“Ssssh!” you hushed, your face scrunched up tight in disgust. You hated me then but that’s alright. I understand.

The room is scattered with many yous, all half-finished and crumpled on the floor. I wanted my first, and only you to be perfect. I know you wanted a body. I can feel your burning resentment following me from room to room. I couldn’t give you a body so I knitted you this. 

I’m regretting the colour now. It seems cold and reminds me of the sky, the vast space above me that jeers when I look up and try to look up and search for you.  I know you’re there but the sky has eaten you up. Some time, some place I will forget to look up and you will float by. You’ll think I don’t care. I care that you care whether I care, if you do. I’m just finding it tiring to search the sky.

Once you crawled on my bed and my chest filled with a sweet ache. You left as soon as I felt you, but I know you were there. If you return, I’ll still be sorry, I won’t act as if all was forgiven. You can hate me, as long as you stay.

I wanted to have you but I couldn’t. I sometimes wonder if my fear made you leave, before you were ready, and the thought makes me ashamed, that my baby couldn’t have a body.

Please accept my offering, Live in the doll. Even if you don’t move, I’ll know if you’re there. I’ll take you to the park and round the shops. I won’t just leave you in a shoebox.

You’ll be my doll. My tiny, knitted you.


Sinéad Delaney is 30 and from rural Ireland. She enjoys languages and writing. She also enjoys stargazing when cloud cover allows.
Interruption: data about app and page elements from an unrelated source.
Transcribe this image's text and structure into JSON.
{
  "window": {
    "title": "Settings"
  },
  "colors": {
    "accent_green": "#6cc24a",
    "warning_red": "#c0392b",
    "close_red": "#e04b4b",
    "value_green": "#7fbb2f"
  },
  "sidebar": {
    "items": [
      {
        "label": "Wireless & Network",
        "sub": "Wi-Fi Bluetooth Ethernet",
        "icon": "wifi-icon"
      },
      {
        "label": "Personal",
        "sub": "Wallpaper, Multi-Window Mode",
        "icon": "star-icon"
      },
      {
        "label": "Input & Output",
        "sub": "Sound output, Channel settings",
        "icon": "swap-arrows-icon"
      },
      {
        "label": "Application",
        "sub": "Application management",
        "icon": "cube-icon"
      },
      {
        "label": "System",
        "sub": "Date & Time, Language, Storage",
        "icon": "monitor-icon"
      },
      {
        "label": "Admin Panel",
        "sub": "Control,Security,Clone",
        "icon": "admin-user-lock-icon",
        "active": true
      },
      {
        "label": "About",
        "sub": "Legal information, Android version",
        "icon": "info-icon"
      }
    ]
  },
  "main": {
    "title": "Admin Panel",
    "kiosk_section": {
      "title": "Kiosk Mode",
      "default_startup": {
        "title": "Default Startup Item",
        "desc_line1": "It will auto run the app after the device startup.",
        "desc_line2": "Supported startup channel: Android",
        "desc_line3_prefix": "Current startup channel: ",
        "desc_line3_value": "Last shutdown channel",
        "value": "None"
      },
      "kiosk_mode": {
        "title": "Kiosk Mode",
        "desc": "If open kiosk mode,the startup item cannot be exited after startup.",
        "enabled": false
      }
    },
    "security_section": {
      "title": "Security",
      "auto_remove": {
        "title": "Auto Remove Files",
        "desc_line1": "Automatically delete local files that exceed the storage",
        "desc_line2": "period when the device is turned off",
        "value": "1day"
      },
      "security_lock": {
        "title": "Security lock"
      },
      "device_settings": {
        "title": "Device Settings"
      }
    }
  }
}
After lockdown, she hopes to go to beer gardens in the sun, and walk around the shops without fogged up glasses. “Needing to Knit” first appeared in Lockdown BabyBabble.

Russell Rowland: “Apology”


You teased crocuses out of the soil,
beguiled goldfinches back to sing
at our window that it was finally spring—
but my heart strayed ahead to fireworks,
sparklers, and sunscreen’s frankincense.
I am sorry for my faithlessness.

You rubbed sunscreen on my shoulder-blades,
arranged for the lake to be as blue as sky,
donned a bikini unsuited to your modesty—
yet I opted to give myself to autumn:
pumpkins, sheaves of corn, swamp maples
going pyrotechnic. Forgive me please.

You cut jack-o-lanterns, raked brittle leaves,
dressed children up as heroes and royalty
for Halloween, gave me the leftover candy,
carried the harvest home. I snuck around
with a Flexible Flier, wore mittens sleeping,
text-messaged Santa. I fled your weeping.

You learned to ski, installed snow tires,
bought carrots and coal for the man of snow,
decked the halls with boughs of holly,
fa la la la la. I left you—wandered glades,
seeking tentative hints of green. I listened
for the early bird. I was that mean.


Seven-time Pushcart Prize nominee Russell Rowland writes from New Hampshire’s Lakes Region, where he has judged high-school Poetry Out Loud competitions. His work appears in Except for Love: New England Poets Inspired by Donald Hall (Encircle Publications), and Covid Spring, Vol. 2 (Hobblebush Books).His latest poetry book, Wooden Nutmegs, is available from Encircle Publications.

James Croal Jackson: “Talking Stand-Up Comedy in Pittsburgh”

Talking Stand-Up Comedy in Pittsburgh

It’s Kat’s birthday and the room laughs
at sad Neil Young songs opposite this
vibrant party. I meet Meeti who says
she has good jokes, bad presence.
She has grander aspirations. I tell her
I never planned to be in this city, either.
She needs a New York or LA. I came
from both & couldn’t hang. Birthday
spirit drifts in this room around us,
everyone having an amicable time.
We are, too, except we can only dream
of spotlights, butterflies, our names in
neon because we’d rather smoke quietly
in the dark corners of social gatherings.


James Croal Jackson (he/him/his) is a Filipino-American poet. He has two chapbooks, Our Past Leaves (Kelsay Books, forthcoming 2021) and The Frayed Edge of Memory (Writing Knights Press, 2017), with recent poems in White Wall Review, Subnivean, and Thin Air. He edits The Mantle Poetry (themantlepoetry.com) from Pittsburgh, PA. (jamescroaljackson.com)